Part three now begins to develop the personalized side to the Superstress Solution. The first one of these is the four week program, the first, building calm, the second detoxifying, three is to restore and rebuild, and four, nurture community and the spirit. The use of a journal is put forward as a kind of dashboard or goal tracker, affirmations and lifestyle habits are built in, and these include food choices, supplements (not many experts would agree on these!) but she chooses well, in my opinion, physical activity, and so on, with a change contract up front. Kindness meditation practice is here too, and the details are very finely worked out week by week for you.
However, personalization is key, as motivational experts have pointed out, so Lee allows for a superstress solution for a certain type of person. Firstly is the burned out, exhausted, numb and depressed type (Who me?). Diet, supplements, exercise and strategies are advanced in rapid sound-bite type lists. Type two’s are the agitated, overwhelmed by life, (Me again?) are profiled, with the same headings of intervention, but different content. Type three are the emotionally sensitive ones, (me again..., I am not sure these are mutually exclusive) and again, the substance is different. The driven, controlling type is next, (I have these symptoms too) with interventions accordingly. The Type five is the explosive type, and although there is different content again, the supplements and general prescription seem to be too similar to differentiate, and I am not convinced these are separate entities.
She also provides a lot of symptom solutions, eg, for anxiety, depression, chronic fatigue, IBS, immune system support, insomnia, libido, memory support, PMS, are dealt with.
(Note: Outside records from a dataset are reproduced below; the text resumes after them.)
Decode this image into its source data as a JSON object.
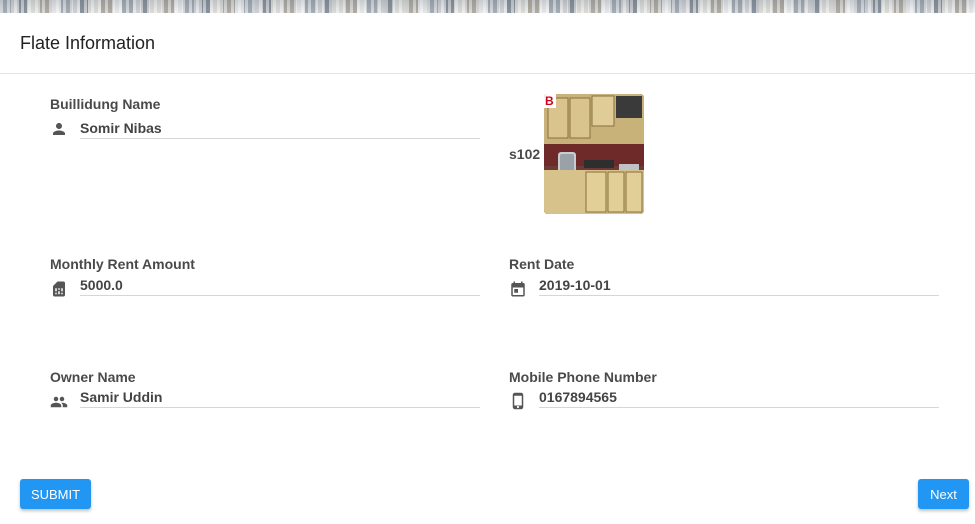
{
  "header": {
    "title": "Flate Information"
  },
  "fields": {
    "building_name": {
      "label": "Buillidung Name",
      "value": "Somir Nibas",
      "icon": "person-icon"
    },
    "monthly_rent": {
      "label": "Monthly Rent Amount",
      "value": "5000.0",
      "icon": "sim-card-icon"
    },
    "rent_date": {
      "label": "Rent Date",
      "value": "2019-10-01",
      "icon": "calendar-icon"
    },
    "owner_name": {
      "label": "Owner Name",
      "value": "Samir Uddin",
      "icon": "people-icon"
    },
    "mobile": {
      "label": "Mobile Phone Number",
      "value": "0167894565",
      "icon": "smartphone-icon"
    }
  },
  "flat_photo": {
    "label": "s102",
    "badge": "B"
  },
  "buttons": {
    "submit": "SUBMIT",
    "next": "Next"
  },
  "colors": {
    "primary": "#2196f3",
    "text": "#4a4a4a"
  }
}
She closes off briefly, with ideas on living serenely. A good addition are menus, two weeks worth, for the main meals of the day and snacks.
As an overview, the book uses all the commonsense and mainstream stuff one would or could expect, as well as some stuff we wouldn’t know, such as the herbs, additives, etc. Strictly layman level though, and helpful, and a great lifestyle guide for anyone to do.
The problem is, people will not do these things, unless they are desperate or coming apart, and then this kind of intervention doesn’t work. Lee needs to add a substantial motivational or self-determination section to this book right up front, because such people as she targets, as desperately in need as they are, just fail to engage and adopt such wisdom. As the song goes, ironically, this is good advice that people just don’t take: one has to evoke a response in those whose sense of self-efficacy and volition is just shot. A book of its times, it will lack the personal presence of Dr Lee to motivate the reader, inspire them, evoke their resolve to change, but if they do take it on board, this little book is a great, easy to read an pithy guide on what to do to make a difference.
© 2010 Roy Sugarman
Roy Sugarman, PhD, Director of Applied Neuroscience, Athletes' Performance